◆ DESCRIPTION OF THE TASK:
In the records that follow, show each line where the word "duration" is present.
BEGIN DATA TO EXAMINE
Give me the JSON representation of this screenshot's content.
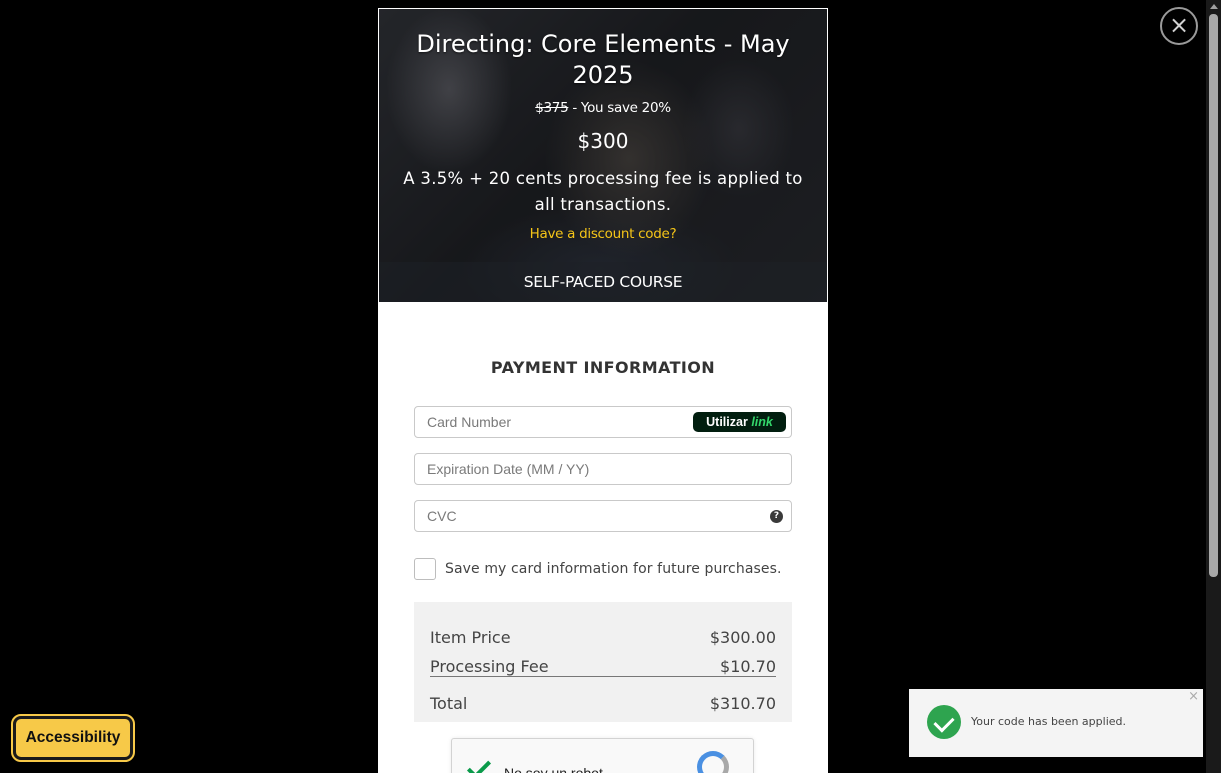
{
  "course": {
    "title": "Directing: Core Elements - May 2025",
    "original_price": "$375",
    "savings_text": " - You save 20%",
    "current_price": "$300",
    "fee_note": "A 3.5% + 20 cents processing fee is applied to all transactions.",
    "discount_link": "Have a discount code?",
    "course_type": "SELF-PACED COURSE"
  },
  "payment": {
    "title": "PAYMENT INFORMATION",
    "card_number_placeholder": "Card Number",
    "link_badge_prefix": "Utilizar",
    "link_badge_brand": "link",
    "expiration_placeholder": "Expiration Date (MM / YY)",
    "cvc_placeholder": "CVC",
    "cvc_help": "?",
    "save_card_label": "Save my card information for future purchases.",
    "save_card_checked": false
  },
  "summary": {
    "rows": [
      {
        "label": "Item Price",
        "value": "$300.00"
      },
      {
        "label": "Processing Fee",
        "value": "$10.70"
      }
    ],
    "total_label": "Total",
    "total_value": "$310.70"
  },
  "recaptcha": {
    "label": "No soy un robot"
  },
  "toast": {
    "message": "Your code has been applied.",
    "close": "×"
  },
  "close_button": "×",
  "accessibility_label": "Accessibility",
  "colors": {
    "discount_link": "#f5c518",
    "accessibility_bg": "#f7c948",
    "toast_success": "#2ea44f",
    "link_badge_bg": "#011e0f",
    "link_badge_brand": "#33d66a"
  }
}
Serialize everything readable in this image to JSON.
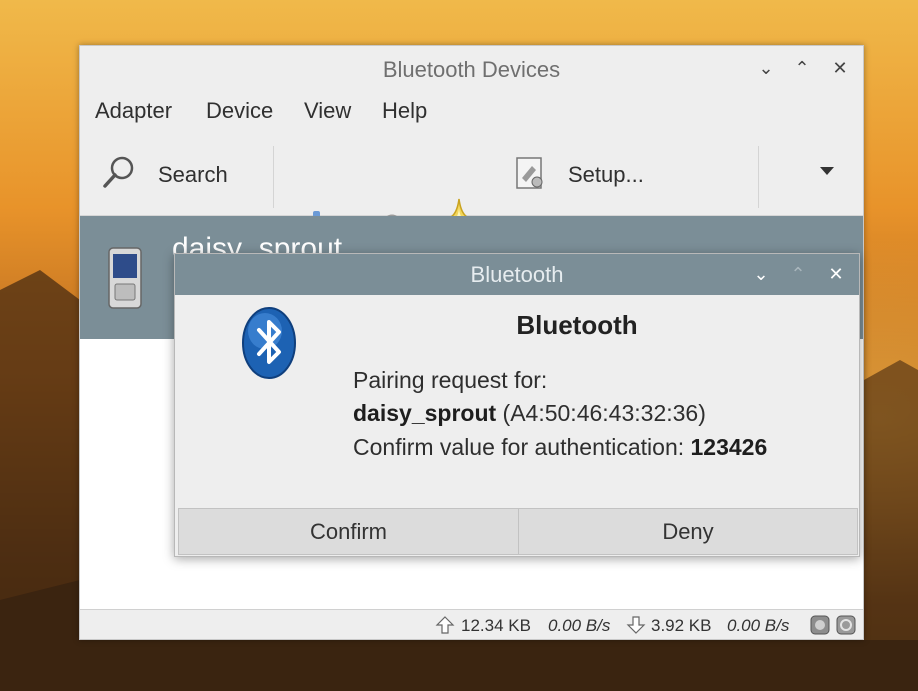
{
  "main_window": {
    "title": "Bluetooth Devices",
    "menu": [
      "Adapter",
      "Device",
      "View",
      "Help"
    ],
    "toolbar": {
      "search_label": "Search",
      "setup_label": "Setup..."
    },
    "device": {
      "name": "daisy_sprout"
    },
    "statusbar": {
      "upload_total": "12.34 KB",
      "upload_rate": "0.00 B/s",
      "download_total": "3.92 KB",
      "download_rate": "0.00 B/s"
    }
  },
  "dialog": {
    "title": "Bluetooth",
    "heading": "Bluetooth",
    "line1": "Pairing request for:",
    "device_name": "daisy_sprout",
    "device_address": "(A4:50:46:43:32:36)",
    "confirm_prefix": "Confirm value for authentication:",
    "passkey": "123426",
    "confirm_button": "Confirm",
    "deny_button": "Deny"
  },
  "colors": {
    "selection": "#7b8e97",
    "bluetooth_blue": "#1d62b3"
  }
}
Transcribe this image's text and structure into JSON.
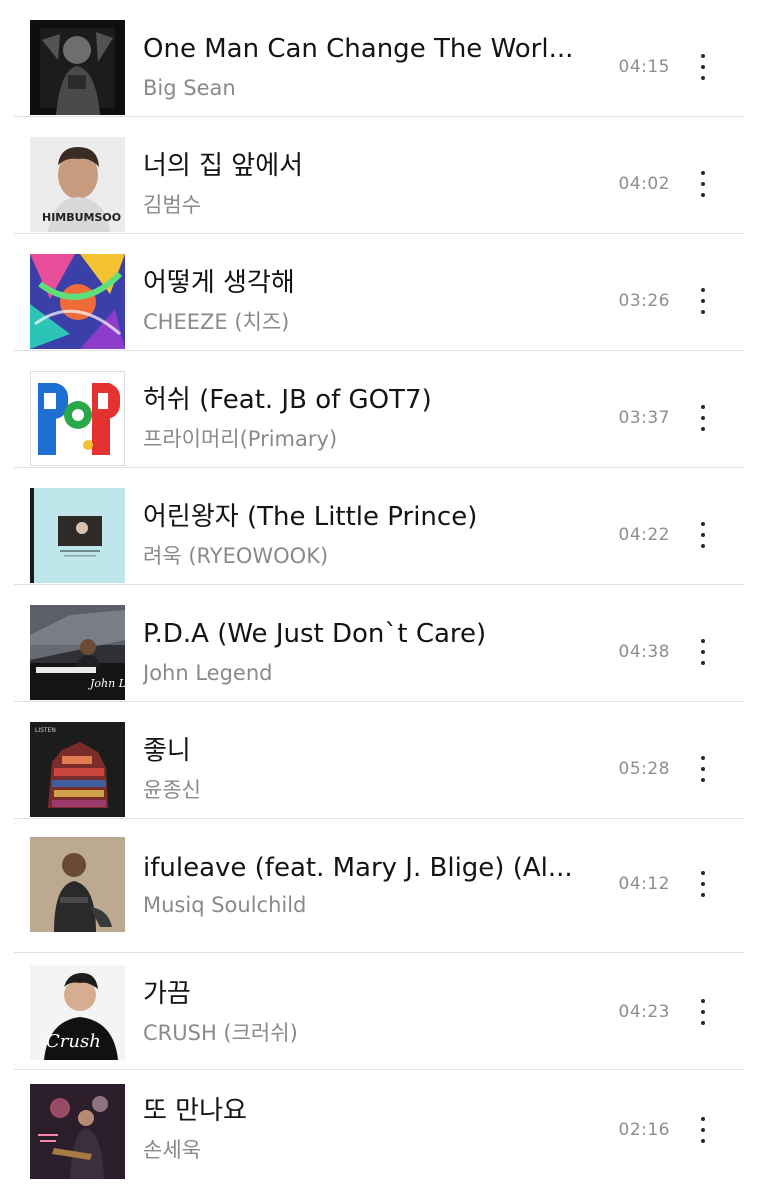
{
  "tracks": [
    {
      "title": "One Man Can Change The Worl...",
      "artist": "Big Sean",
      "duration": "04:15",
      "art": "album-art-big-sean"
    },
    {
      "title": "너의 집 앞에서",
      "artist": "김범수",
      "duration": "04:02",
      "art": "album-art-kim-bum-soo",
      "art_text": "HIMBUMSOO"
    },
    {
      "title": "어떻게 생각해",
      "artist": "CHEEZE (치즈)",
      "duration": "03:26",
      "art": "album-art-cheeze"
    },
    {
      "title": "허쉬 (Feat. JB of GOT7)",
      "artist": "프라이머리(Primary)",
      "duration": "03:37",
      "art": "album-art-primary",
      "art_text": "POP"
    },
    {
      "title": "어린왕자 (The Little Prince)",
      "artist": "려욱 (RYEOWOOK)",
      "duration": "04:22",
      "art": "album-art-ryeowook"
    },
    {
      "title": "P.D.A (We Just Don`t Care)",
      "artist": "John Legend",
      "duration": "04:38",
      "art": "album-art-john-legend",
      "art_text": "John Legend"
    },
    {
      "title": "좋니",
      "artist": "윤종신",
      "duration": "05:28",
      "art": "album-art-yoon-jong-shin",
      "art_text": "LISTEN"
    },
    {
      "title": "ifuleave (feat. Mary J. Blige) (Al...",
      "artist": "Musiq Soulchild",
      "duration": "04:12",
      "art": "album-art-musiq-soulchild"
    },
    {
      "title": "가끔",
      "artist": "CRUSH (크러쉬)",
      "duration": "04:23",
      "art": "album-art-crush",
      "art_text": "Crush"
    },
    {
      "title": "또 만나요",
      "artist": "손세욱",
      "duration": "02:16",
      "art": "album-art-son-se-wook"
    }
  ],
  "colors": {
    "title": "#141414",
    "artist": "#8a8a8a",
    "duration": "#8e8e8e",
    "separator": "#e3e3e3",
    "more_dots": "#2a2a2a"
  },
  "icons": {
    "more": "vertical-ellipsis-icon"
  }
}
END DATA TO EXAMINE
◆ RESULT FOR THIS TASK:
      "duration": "04:15",
      "duration": "04:02",
      "duration": "03:26",
      "duration": "03:37",
      "duration": "04:22",
      "duration": "04:38",
      "duration": "05:28",
      "duration": "04:12",
      "duration": "04:23",
      "duration": "02:16",
    "duration": "#8e8e8e",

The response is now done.